I found a website for Caswell Electroplating that has An Introduction to Buffing and Polishing. Very interesting, but I’m sure they are mostly trying to sell me things.

So, the question is, is this a good starting place? Or does someone know of a great book, article or website where I can learn about what I’m getting into?

-- Jim Maher, Illinois


7 replies so far

View Don W's profile

Don W

15420 posts in 1290 days


#1 posted 06-05-2012 03:36 PM

I’ve got a blog, http://lumberjocks.com/donwilwol/blog/25464
and a refereence site you might find useful, http://lumberjocks.com/donwilwol/blog/24092

Also see some of Dan's blogs, and WayneC's blogs.

-- Master hand plane hoarder. - http://timetestedtools.com

View jdmaher's profile

jdmaher

291 posts in 1302 days


#2 posted 06-06-2012 11:06 AM

Don,

That’s a huge treasure trove of information on plane (and other tool) restorations! I’ve just started reviewing it. I’ll get a lot of good input from all that you and Dan and Wayne have provided.

Hopefully, I’ll get to see what kind of buffing and polishing stuff you guys use. I don’t have a clue what sorts of wheels or compounds or accessories I should start acquiring, nor what techniques I should learn or when to apply them. But, maybe I soon will!

Thanks so much for all you guys have contributed.

-- Jim Maher, Illinois

View Don W's profile

Don W

15420 posts in 1290 days


#3 posted 06-06-2012 11:16 AM

I’m not a bright and shiny kind of guy. (and I mean that in more ways than one). Most of the steel on my restores are done with an 8” course wire wheel on an electric motor. The only parts that gets hit with the buffing wheel is the brass and the business end of the cap iron.

I’ve buffed the sides of a plane early on in my plane restoration time and discovered keeping it looking like that while using it is unrealistic. A wire wheel sheen and a few coats of BLO on the rosewood and its what I think a hand tool should be.

-- Master hand plane hoarder. - http://timetestedtools.com

View willie's profile

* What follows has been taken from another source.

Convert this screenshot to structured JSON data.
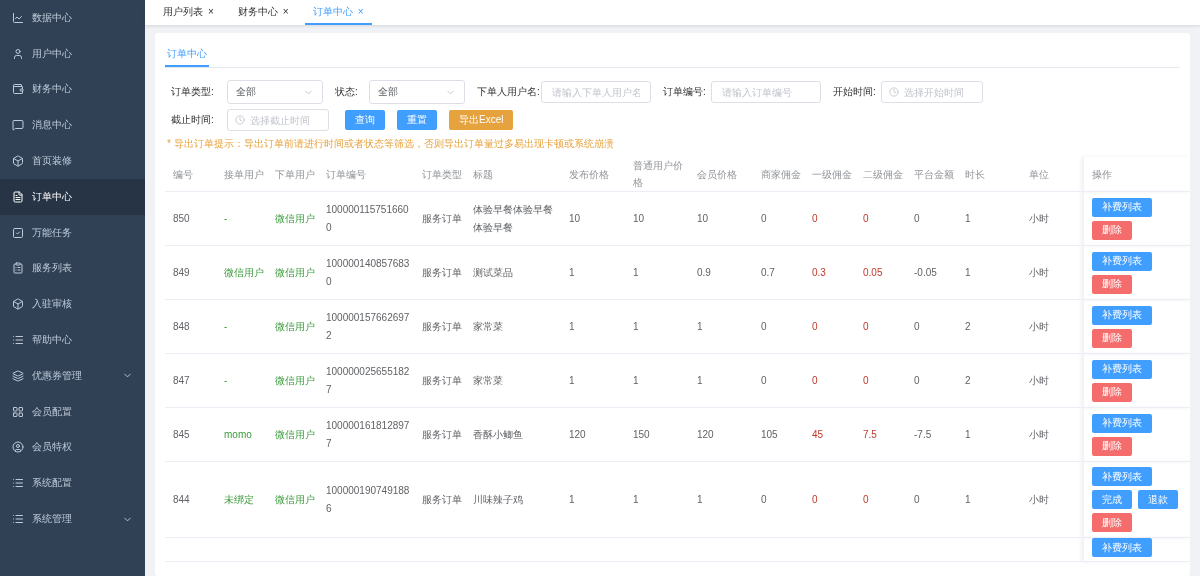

willie

465 posts in 1177 days


#4 posted 06-06-2012 01:28 PM

Hey Don, I have used a course wire wheel on many of my restorations but have recently switched to a fine wheel. It isn’t as aggressive and seems easier to control how much you clean off. It doesn’t pit softer metals and the wheel itself lasts longer and doesn’t throw the wires at you!

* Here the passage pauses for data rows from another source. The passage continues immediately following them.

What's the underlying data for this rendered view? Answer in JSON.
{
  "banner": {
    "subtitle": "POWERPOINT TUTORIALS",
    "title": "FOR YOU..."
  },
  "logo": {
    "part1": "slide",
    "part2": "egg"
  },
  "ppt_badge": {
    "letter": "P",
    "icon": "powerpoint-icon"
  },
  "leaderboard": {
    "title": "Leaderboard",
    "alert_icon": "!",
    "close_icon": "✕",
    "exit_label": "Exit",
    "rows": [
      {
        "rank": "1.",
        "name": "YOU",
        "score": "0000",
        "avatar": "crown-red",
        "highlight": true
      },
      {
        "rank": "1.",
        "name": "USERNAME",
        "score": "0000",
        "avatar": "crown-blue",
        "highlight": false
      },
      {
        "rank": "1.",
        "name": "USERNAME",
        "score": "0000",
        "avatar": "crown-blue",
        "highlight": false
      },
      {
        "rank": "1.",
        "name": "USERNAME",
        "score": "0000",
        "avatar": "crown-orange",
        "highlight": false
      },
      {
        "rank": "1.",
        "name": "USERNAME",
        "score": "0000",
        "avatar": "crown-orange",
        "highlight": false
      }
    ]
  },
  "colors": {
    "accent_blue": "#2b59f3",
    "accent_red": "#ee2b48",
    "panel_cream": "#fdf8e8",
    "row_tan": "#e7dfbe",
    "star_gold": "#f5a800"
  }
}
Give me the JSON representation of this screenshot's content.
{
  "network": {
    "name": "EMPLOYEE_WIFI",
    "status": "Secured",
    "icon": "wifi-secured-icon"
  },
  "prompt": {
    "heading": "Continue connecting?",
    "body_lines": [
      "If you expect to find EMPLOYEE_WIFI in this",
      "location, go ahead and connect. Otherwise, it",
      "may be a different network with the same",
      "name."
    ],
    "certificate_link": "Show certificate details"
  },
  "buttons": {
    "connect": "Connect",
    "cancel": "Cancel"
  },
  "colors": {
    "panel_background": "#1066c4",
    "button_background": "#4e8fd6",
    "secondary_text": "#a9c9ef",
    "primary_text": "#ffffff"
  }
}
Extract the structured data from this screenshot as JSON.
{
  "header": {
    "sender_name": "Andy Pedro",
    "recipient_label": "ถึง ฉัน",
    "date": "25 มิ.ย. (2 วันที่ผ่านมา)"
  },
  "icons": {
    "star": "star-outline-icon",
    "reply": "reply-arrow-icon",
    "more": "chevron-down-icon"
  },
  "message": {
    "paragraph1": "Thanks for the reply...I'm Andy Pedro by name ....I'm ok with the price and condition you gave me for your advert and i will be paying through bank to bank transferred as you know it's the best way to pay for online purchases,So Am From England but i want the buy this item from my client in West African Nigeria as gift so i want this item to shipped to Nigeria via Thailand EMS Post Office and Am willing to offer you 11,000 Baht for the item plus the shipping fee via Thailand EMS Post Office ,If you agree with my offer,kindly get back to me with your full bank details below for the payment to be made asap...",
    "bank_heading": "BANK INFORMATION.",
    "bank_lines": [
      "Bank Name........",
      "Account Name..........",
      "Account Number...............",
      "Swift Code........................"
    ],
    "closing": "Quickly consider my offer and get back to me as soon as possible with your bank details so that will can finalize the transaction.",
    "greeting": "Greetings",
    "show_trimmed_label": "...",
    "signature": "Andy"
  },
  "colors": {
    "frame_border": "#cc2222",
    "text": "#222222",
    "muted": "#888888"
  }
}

-- Every day above ground is a good day!!!

View Don W's profile

Don W

15420 posts in 1290 days


#5 posted 06-06-2012 01:53 PM

Willie, I use both, but I find for the sides, I like the texture left by the course. Here is my setup, a course wheel, a fine wheel, and a buffing wheel.

-- Master hand plane hoarder. - http://timetestedtools.com

View dhazelton's profile

dhazelton

1243 posts in 1019 days


#6 posted 06-06-2012 01:59 PM

I use a fine wire wheel and rusty pieces that looked like junk come out looking beautiful. I bought some of the evaporust and honestly feel like I wasted my money as I could clean something up at the wheel faster and cheaper. I put a bit of 3 in 1 machine oil on a paper towel and give the piece a coat for protection when done. Small pieces can be launched in a hurry so hold tight or save the evaporust for the small bits.

View willie's profile

willie

465 posts in 1177 days


#7 posted 06-07-2012 01:07 AM

I’m glad to know I’m not the only one using a wire wheel. I think it’s faster, definitely cheaper, and I’m closely examining each piece as I clean it and almost always find any problems easier this way. I don’t try to return them to new condition, just clean and useable again. I don’t have the money for good quality new tools but I have the time to return old good quality tools to good users and have the tools I need and want for a lot less money.

-- Every day above ground is a good day!!!

Have your say...

You must be signed in to reply.

DISCLAIMER: Any posts on LJ are posted by individuals acting in their own right and do not necessarily reflect the views of LJ. LJ will not be held liable for the actions of any user.

Latest Projects | Latest Blog Entries | Latest Forum Topics

HomeRefurbers.com

Latest Projects | Latest Blog Entries | Latest Forum Topics

GardenTenders.com :: gardening showcase